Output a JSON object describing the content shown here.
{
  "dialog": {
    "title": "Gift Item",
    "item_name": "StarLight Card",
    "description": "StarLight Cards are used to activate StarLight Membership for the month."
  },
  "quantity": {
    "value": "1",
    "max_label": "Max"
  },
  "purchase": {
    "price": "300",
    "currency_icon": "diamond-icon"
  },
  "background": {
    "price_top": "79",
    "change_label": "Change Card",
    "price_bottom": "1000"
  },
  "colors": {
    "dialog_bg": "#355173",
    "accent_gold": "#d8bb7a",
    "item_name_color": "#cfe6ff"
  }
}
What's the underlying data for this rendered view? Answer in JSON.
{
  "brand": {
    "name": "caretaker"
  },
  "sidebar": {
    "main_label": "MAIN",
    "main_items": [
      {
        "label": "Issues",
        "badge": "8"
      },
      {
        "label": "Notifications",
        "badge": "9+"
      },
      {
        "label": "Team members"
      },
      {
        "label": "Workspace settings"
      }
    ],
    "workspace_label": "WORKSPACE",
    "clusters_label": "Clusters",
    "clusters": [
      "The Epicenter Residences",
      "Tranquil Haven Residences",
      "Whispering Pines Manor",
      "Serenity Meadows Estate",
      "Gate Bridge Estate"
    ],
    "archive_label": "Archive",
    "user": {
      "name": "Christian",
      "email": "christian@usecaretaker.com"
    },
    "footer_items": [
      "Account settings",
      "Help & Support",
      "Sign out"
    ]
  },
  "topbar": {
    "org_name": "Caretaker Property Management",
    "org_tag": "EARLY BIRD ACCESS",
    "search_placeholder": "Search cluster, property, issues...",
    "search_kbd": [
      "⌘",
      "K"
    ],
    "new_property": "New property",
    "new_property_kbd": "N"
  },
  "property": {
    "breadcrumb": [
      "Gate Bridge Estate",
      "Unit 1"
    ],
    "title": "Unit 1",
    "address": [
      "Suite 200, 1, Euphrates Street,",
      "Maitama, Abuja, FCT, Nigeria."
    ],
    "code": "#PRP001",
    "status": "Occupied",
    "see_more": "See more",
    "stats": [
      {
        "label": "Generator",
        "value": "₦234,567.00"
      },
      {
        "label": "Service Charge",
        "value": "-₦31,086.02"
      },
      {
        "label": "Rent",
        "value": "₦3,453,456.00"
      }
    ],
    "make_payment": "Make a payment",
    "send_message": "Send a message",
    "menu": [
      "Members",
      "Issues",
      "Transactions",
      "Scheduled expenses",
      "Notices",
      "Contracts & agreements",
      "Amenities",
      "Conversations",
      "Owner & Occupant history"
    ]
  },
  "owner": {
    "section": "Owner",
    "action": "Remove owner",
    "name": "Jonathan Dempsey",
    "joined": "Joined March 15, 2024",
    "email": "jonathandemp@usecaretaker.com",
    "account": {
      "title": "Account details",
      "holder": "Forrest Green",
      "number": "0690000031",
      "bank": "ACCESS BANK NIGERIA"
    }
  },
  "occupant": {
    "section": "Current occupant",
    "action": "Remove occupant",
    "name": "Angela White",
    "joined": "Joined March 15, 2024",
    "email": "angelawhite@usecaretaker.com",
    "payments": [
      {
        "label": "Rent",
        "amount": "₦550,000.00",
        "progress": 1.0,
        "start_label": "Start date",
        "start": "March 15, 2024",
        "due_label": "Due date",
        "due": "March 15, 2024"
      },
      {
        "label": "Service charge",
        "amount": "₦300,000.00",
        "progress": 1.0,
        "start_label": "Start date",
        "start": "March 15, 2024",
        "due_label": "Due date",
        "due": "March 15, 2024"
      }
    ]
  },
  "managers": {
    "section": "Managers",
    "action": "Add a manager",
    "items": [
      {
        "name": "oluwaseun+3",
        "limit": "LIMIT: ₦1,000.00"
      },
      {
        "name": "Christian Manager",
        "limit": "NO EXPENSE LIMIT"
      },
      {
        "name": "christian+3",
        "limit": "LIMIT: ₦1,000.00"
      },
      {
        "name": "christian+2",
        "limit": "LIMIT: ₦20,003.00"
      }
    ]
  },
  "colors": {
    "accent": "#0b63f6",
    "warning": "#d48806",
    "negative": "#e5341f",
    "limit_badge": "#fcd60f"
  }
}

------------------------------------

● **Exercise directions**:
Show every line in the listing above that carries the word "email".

● **Solution to this task**:
      "email": "christian@usecaretaker.com"
    "email": "jonathandemp@usecaretaker.com",
    "email": "angelawhite@usecaretaker.com",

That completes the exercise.